Romeo put a halt to his daydreaming. What the hell, he didn’t know if there were a hundred. There might be fifty or sixty, it was just a symbolic number. But such symbols rallied the masses and seduced the media. The only fact he really knew was that he, Romeo, was one of the First Hundred, and so was his friend and fellow conspirator Yabril.
One of the many churches of Rome chimed its bells. It was nearly six in the evening of this Good Friday. In another hour Yabril would arrive to review all the mechanics of the complicated operation. The killing of the Pope would be the opening move of a brilliantly conceived chess game, a series of daring acts that delighted Romeo’s romantic soul.
Yabril was the only man who had ever awed Romeo, physically and mentally. Yabril knew the treacheries of governments, the hypocrisies of legal authority, the dangerous optimism of idealists, the surprising lapses in loyalty of even the most dedicated terrorists. But most of all Yabril was a genius of revolutionary warfare. He was contemptuous of the small mercies and infantile pity that affect most men. Yabril had but one aim, to free the future.
And Yabril was more merciless than Romeo could ever be. Romeo had murdered innocent people, betrayed his parents and his friends, assassinated a judge who had once protected him. Romeo understood that political killing might be a kind of insanity—he was willing to pay that price.
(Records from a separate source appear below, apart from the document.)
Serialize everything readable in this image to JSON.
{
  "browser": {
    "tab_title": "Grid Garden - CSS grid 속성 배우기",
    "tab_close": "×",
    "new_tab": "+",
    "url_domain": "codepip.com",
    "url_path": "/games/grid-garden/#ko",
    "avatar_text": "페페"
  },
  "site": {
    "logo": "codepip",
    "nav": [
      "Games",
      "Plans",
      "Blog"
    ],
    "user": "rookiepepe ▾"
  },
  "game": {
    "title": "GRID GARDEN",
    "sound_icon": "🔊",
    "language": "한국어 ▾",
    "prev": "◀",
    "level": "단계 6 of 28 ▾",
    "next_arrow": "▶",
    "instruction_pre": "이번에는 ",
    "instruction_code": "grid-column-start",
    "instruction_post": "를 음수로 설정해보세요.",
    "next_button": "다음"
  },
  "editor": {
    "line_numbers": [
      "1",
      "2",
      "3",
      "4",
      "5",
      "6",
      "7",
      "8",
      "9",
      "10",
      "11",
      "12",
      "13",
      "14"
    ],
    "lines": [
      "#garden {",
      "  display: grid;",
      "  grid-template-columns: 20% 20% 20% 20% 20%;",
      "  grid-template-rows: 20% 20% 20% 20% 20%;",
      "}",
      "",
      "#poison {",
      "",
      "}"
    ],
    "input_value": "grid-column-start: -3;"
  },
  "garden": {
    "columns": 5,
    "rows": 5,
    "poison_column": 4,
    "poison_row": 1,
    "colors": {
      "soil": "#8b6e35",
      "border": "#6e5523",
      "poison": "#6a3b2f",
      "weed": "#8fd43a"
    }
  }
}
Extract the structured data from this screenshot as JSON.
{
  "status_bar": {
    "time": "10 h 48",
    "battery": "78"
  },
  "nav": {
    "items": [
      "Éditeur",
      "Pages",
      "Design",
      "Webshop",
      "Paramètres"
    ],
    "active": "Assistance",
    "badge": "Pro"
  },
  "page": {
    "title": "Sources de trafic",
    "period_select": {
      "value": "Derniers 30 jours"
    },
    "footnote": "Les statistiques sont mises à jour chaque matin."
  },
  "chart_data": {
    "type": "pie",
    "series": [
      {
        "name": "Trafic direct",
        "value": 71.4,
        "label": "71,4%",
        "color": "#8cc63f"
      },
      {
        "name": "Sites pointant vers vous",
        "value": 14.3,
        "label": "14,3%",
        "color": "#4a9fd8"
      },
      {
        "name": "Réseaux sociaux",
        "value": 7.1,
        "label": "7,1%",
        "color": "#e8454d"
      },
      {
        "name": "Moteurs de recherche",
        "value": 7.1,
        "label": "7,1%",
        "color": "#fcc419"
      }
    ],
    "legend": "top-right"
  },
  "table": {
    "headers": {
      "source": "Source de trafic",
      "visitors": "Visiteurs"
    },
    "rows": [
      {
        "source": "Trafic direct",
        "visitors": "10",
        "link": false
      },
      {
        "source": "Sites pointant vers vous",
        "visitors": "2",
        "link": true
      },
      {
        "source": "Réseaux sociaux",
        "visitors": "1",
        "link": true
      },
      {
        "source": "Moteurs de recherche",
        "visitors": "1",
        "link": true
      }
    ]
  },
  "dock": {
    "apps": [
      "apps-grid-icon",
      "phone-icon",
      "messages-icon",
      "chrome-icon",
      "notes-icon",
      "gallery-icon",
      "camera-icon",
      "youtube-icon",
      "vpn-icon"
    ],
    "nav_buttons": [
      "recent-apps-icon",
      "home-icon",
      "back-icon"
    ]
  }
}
But when Yabril said to him, “If you cannot throw a bomb into a kindergarten, then you are not a true revolutionary,” Romeo told him, “That I could never do.”
But he could kill a Pope.
Yet in the last dark Roman nights, horrible little monsters, only the fetuses of dreams, covered Romeo’s body with sweat distilled from ice.
Romeo sighed, rolled off his filthy bed to shower and shave before Yabril arrived. He knew that Yabril would judge his cleanliness a good sign, that morale was high for the coming mission. Yabril, like many sensualists, believed in a certain amount of spit and polish. Romeo, a true ascetic, could live in it.